METHODS: Consensus-driven approach between authors from the six selected countries was applied. Country specific policy documents, official government media statements, mainstream news portals, global statistics databases and latest published literature available between January-October 2020 were utilised for information retrieval. Situational and epidemiological trend analyses were conducted. Country-specific interventions and challenges were described. Based on evidence appraised, a descriptive framework was considered through a consensus. The authors subsequently outlined the lessons learned, challenges ahead and interventions that needs to be in place to control the pandemic.
RESULTS: The total number of people infected with COVID-19 between 1 January and 16 November 2020 had reached 48,520 in Malaysia, 58,124 in Singapore, 3,875 in Thailand, 470,648 in Indonesia, 409,574 in Philippines and 70,161 in Myanmar. The total number of people infected with COVID- 19 in the six countries from January to 31 October 2020 were 936,866 cases and the mortality rate was 2.42%. Indonesia had 410,088 cases with a mortality rate of 3.38%, Philippines had 380,729 cases with a mortality rate of 1.90%, Myanmar had 52,706 cases with a mortality rate of 2.34%, Thailand had 3,780 cases with a mortality rate of 1.56%, Malaysia had 31,548 cases with a mortality rate of 0.79%, and Singapore had 58,015 cases with a mortality rate of 0.05% over the 10- month period. Each country response varied depending on its real-time situations based on the number of active cases and economic situation of the country.

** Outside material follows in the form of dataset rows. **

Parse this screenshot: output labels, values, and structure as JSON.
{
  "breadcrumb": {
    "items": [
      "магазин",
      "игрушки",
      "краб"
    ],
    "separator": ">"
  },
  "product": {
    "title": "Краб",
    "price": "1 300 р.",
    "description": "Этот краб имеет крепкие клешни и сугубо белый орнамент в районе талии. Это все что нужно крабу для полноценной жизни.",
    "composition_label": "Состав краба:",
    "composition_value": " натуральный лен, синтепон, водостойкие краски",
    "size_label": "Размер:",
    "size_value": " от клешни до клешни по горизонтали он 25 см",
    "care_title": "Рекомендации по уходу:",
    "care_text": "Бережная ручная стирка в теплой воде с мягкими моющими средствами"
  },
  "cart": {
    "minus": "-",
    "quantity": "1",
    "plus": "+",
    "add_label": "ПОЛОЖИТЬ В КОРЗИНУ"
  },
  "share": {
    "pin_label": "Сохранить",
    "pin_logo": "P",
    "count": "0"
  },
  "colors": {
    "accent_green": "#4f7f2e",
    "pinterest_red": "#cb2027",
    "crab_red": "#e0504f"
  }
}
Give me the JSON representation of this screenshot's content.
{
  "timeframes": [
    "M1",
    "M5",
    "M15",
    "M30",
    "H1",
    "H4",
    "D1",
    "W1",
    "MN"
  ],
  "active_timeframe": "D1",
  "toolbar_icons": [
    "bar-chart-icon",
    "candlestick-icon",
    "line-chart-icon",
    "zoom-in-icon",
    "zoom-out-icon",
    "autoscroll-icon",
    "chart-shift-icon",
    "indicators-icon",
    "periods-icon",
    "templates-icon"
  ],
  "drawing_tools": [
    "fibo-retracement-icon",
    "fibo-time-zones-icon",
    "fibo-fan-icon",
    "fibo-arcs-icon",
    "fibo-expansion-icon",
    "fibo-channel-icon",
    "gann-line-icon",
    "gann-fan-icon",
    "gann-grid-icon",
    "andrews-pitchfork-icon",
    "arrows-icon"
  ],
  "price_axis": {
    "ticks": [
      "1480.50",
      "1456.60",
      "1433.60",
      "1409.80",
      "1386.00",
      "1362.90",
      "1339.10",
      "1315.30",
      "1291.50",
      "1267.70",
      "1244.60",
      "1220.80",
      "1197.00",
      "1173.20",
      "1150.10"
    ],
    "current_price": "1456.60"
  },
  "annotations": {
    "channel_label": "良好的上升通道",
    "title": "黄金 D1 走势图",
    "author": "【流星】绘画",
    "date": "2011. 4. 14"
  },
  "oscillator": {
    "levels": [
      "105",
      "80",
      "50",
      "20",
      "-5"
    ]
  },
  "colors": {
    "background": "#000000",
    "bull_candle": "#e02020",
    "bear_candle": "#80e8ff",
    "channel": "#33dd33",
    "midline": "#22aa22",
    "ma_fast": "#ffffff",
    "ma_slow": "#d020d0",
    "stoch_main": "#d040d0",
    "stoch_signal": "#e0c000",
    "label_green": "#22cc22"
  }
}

CONCLUSION: The number of COVID-19 cases in these countries waxed and waned over the 10-month period, the number of cases may be coming down in one country, and vice versa in another. Each country, if acting alone, will not be able to control this pandemic. Sharing of information and resources across nations is the key to successful control of the pandemic. There is a need to reflect on how the pandemic affects individuals, families and the community as a whole. There are many people who cannot afford to be isolated from their families and daily wage workers who cannot afford to miss work. Are we as a medical community, only empathising with our patients or are we doing our utmost to uphold them during this time of crisis? Are there any other avenues which can curb the epidemic while reducing its impact on the health and socio-economic condition of the individual, community and the nation?